City Becomes First in Minnesota to Ban the Commercial Sale of Animals


Gary Papineau, the owner of Har Mar Pet Shop did not speak at Monday’s Meeting, where this decision was made, but in previous hearings, he’s defended the care of his animals, claiming that he personally inspects each breeder he uses and was willing to pay the fees. He also claimed that he was the only place in town where people could buy pure bred animals.

People who testified Monday, however, said pet store animals were not likely to come from reputable breeders.

The Humane Society of the United States surveyed American Kennel Club breed clubs and found that 96 percent have issued statements or guidelines against the sale of dogs in pet stores, said Christine Coughlin, the organization’s Minnesota director. Most quality breeders sell directly to families, she said, so they can be sure their dogs are well cared for.

“We know responsible breeders don’t sell to pet stores,” Coughlin said. “They want to make sure it’s a good fit.”

Coughlin said cities around the country are adopting similar ordinances, but she believes Roseville is the first city in Minnesota to do so.

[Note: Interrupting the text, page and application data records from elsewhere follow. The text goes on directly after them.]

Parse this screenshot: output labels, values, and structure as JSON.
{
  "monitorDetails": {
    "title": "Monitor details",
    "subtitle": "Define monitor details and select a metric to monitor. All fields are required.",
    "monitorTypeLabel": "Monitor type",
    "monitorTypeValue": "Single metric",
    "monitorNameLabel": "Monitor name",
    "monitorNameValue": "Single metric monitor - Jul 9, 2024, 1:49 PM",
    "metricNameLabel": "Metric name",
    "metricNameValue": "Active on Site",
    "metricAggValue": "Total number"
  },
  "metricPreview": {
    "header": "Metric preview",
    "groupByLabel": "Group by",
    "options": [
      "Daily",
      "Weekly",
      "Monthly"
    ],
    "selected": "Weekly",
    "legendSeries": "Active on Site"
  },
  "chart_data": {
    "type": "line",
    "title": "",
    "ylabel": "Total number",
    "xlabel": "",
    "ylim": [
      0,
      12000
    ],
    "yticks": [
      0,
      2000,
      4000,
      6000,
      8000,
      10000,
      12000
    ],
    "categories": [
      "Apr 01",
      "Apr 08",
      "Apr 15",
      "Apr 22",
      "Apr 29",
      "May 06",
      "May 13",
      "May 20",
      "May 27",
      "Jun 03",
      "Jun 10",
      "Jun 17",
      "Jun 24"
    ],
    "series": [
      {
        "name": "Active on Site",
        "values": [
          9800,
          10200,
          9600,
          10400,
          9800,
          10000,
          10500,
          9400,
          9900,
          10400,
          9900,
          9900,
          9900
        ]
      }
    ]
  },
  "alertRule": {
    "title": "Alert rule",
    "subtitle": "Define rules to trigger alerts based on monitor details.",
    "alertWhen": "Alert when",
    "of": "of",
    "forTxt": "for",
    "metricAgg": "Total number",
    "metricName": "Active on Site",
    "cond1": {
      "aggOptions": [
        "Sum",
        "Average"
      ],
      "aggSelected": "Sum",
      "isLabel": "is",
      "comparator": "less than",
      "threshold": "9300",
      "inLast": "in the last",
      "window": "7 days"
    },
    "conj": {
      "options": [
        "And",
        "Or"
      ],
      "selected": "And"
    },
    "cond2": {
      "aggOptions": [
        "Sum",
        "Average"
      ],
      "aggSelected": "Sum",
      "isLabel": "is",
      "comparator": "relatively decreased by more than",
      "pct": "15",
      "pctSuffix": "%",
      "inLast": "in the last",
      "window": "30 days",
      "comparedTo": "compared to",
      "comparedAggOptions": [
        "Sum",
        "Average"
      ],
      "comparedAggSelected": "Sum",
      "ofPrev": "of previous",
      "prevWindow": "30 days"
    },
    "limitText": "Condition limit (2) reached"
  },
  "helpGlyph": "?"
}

Steve Olson of Roseville said he bought a Cavalier King Charles spaniel puppy from Har Mar Pet Shop in January and has been dealing with expensive veterinarian bills ever since. He said the dog was presented as the healthy pup of AKC-registered parents but it has been battling diarrhea ever since it came home. He did some research on the breeder and discovered that his dog’s parents were not registered after all, and the breeder had blots on its record in other states.

Animal rights activists have been fighting against the commercial sale of cats and dogs for years, pushing heavily for people to adopt. While they also complain about several other things (or anything really) they have a good point. No respectable breeder would sell to a pet store, especially considering where the dogs go if they don’t get sold. It’s a cruel practice and these animals deserve better.

Source: twincities.com



Share

4 Comments

Leave a Reply